Repeat the records in full, exactly.

BEGIN MATERIAL FOR THIS EXERCISE

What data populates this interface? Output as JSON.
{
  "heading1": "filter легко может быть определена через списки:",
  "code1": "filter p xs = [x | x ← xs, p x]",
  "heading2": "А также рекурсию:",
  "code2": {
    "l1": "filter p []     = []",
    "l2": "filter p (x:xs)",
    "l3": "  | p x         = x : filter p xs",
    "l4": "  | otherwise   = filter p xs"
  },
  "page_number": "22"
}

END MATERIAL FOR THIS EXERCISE

**ANSWER SPACE:**
What data populates this interface? Output as JSON.
{
  "heading1": "filter легко может быть определена через списки:",
  "code1": "filter p xs = [x | x ← xs, p x]",
  "heading2": "А также рекурсию:",
  "code2": {
    "l1": "filter p []     = []",
    "l2": "filter p (x:xs)",
    "l3": "  | p x         = x : filter p xs",
    "l4": "  | otherwise   = filter p xs"
  },
  "page_number": "22"
}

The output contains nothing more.